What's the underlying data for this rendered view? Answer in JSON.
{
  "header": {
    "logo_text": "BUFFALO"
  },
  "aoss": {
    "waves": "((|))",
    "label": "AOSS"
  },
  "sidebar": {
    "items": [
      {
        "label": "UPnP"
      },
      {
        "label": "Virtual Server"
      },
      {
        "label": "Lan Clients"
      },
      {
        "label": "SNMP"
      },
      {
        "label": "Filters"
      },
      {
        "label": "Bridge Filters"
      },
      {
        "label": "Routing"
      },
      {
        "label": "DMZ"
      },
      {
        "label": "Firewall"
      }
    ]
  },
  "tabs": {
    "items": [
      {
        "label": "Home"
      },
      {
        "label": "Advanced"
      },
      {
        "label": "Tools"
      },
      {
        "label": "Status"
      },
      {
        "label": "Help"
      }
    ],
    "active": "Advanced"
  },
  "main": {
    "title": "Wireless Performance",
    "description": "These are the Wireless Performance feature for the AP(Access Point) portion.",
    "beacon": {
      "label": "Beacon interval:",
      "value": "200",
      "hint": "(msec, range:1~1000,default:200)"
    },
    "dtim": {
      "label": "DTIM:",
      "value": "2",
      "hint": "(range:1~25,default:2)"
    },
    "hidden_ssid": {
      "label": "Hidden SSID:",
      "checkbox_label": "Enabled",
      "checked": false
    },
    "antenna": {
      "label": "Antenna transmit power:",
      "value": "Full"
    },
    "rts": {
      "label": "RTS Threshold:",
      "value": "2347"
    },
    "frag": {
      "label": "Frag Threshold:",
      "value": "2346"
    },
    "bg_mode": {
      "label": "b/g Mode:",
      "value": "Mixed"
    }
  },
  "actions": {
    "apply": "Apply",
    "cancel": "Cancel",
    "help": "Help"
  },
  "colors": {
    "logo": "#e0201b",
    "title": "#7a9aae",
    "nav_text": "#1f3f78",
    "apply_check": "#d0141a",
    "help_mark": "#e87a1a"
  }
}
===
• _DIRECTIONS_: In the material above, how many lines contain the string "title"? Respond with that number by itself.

• _SOLUTION TO THIS TASK_: 2